The Rusty Toque | Issue 3 | Fiction | October 12, 2012
YOU HAVE TO THINK OF ME WHAT YOU THINK OF ME
What I didn’t say: I was awakened later that night by your face, tender and humiliated in those moments after I hit you. When I pushed back the currents to see who was shouting in the front yard and what harm was happening between men and women in the neighbourhood, there you were in your cracked black boots and wool skirt about to cross the street going away from me. Even in the night it was day and the maples and the birch were losing their leaves in a party all over the sidewalk. I wanted to go to that party. You looked up and down the street. Your bag sported colourful embroidery and I could tell the trees were jealous.
I opened the window and called after you saying, “I’d like to read you a poem about fire and Billie Holiday and my life, which is another man’s life in the poem, but that doesn’t matter.”
Then I said, “Please, wait up!”
This wasn’t a dream. You were in bed next to me. I heard a woman shout and it brought me all the way out of my sleep and everything I am telling you happened in the moments after I hit you while we made love. I hit you in the face in a pique of surprise and passion.
“Don’t hold back,” you’d said.
After a tear peeked out the corner of your eye and frightened me, I turned away and covered myself in sleep.
It was morning and I was reading you a poem. I’d had a shower and dressed and you were still in bed wearing your glasses so you could use your phone to message someone who was not there with us because this is the bias of phones which love people best who are at a distance. I didn’t say anything. I started reading you a poem about a man who had been banished, like Billie Holiday, from New York City, but whose life had been longer and somewhat less humiliating than hers. In the poem, the man is interrogated by fire. He’s a lot like me and the poem was a lot like us with the admission that he was in fact married to another woman at the time and how the woman who had banished him, who was not his wife, was wearing only an “apricot tinted, fraying chemise” which is something I feel you must have owned and perhaps still do. “You have to think of me what you think of me,” is what he says to us, his silent interlocutors, but I couldn’t bring myself to say this to you. You’d had enough of me going on about me.

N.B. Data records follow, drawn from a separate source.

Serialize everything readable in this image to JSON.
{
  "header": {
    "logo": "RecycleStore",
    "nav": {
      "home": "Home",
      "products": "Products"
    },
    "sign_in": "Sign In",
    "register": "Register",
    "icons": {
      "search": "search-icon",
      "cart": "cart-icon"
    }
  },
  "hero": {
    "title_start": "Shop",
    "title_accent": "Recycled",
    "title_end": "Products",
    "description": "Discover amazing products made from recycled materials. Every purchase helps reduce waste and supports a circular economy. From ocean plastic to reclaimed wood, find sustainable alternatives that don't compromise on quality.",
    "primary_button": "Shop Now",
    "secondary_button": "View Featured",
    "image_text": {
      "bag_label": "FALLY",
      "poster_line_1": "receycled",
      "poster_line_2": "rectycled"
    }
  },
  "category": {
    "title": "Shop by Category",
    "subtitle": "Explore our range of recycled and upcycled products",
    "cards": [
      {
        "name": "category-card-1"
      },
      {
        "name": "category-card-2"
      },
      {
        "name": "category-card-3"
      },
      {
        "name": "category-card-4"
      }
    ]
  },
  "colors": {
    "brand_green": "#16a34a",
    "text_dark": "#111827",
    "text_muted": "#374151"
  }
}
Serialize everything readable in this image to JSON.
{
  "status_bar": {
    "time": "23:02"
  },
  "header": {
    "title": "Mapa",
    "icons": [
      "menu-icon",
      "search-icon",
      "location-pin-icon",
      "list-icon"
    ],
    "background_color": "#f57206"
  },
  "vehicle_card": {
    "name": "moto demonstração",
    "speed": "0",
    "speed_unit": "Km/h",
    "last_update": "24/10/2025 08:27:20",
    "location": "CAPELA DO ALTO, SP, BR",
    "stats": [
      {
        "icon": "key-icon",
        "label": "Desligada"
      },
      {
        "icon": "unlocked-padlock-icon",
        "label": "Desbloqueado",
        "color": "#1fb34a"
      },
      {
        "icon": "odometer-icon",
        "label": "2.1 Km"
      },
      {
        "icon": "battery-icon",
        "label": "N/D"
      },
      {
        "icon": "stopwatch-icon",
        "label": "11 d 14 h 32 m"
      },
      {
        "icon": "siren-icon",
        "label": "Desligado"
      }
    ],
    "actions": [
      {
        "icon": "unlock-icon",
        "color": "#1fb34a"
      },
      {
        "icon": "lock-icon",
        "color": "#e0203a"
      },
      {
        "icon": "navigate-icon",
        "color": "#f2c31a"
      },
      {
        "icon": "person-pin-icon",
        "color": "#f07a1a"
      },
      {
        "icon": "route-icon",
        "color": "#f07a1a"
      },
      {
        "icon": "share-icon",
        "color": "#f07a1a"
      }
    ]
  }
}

I don’t think you liked the poem and I don’t think you liked me reading it. You had your reasons. Which were fair, I guess. I hadn’t asked you if I could read it. I hadn’t asked exactly if I could hit you. What I didn’t tell you after reading the poem was that I’d been looking for that poem for many years and only just then, reading it to you in the pitiful light of that morning, did I recognize it as the poem I’d been looking for. Or rather, I’d been looking for an instance in a poem that I’d encountered somewhere in my past, but hadn’t, until that moment reading to you, been able to recall where I’d encountered it. Such coincidence—or irony—I’m never sure which—because the instance has to do with that discrete moment when a stranger, who is sad or puzzled or deeply hurt, looks out from the eyes of the woman you are trying to love even as she laughs with you or kisses your hand or takes you slowly in her mouth.
“Irony is reflection in the second degree,” you said because I put it in your mouth. “When you see yourself seeing yourself.”
“Would it make a difference if I left?” I said.
“What if I had gotten up and had a shower?” you said.
It was a fair question.
“What do you make of a man,” I said, “who writes down all the true things in his life and asks everyone to pretend with him that none of it happened, none of it is real?”
But I was talking about me again.
What I didn’t say: why I hit you, what possessed me, tell me about yourself.
“There’s always such mystery in other people,” you said, “and I guess in ourselves too. Things can change very quickly.”
Your eyes were clear and you were putting on your skirt and black boots and your bag, embroidered with leaves, was over your shoulder.
MATT RADER is the author of three collections of poetry, most recently, A Doctor Pedalled Her Bicycle Over the River Arno. "You Have to Think of Me What You Think of Me" references Larry Levis' poem "My Life in a Late Style of Fire" from the collection Winter Stars. He lives in the Comox Valley on Vancouver Island. Website: http://mattrader.com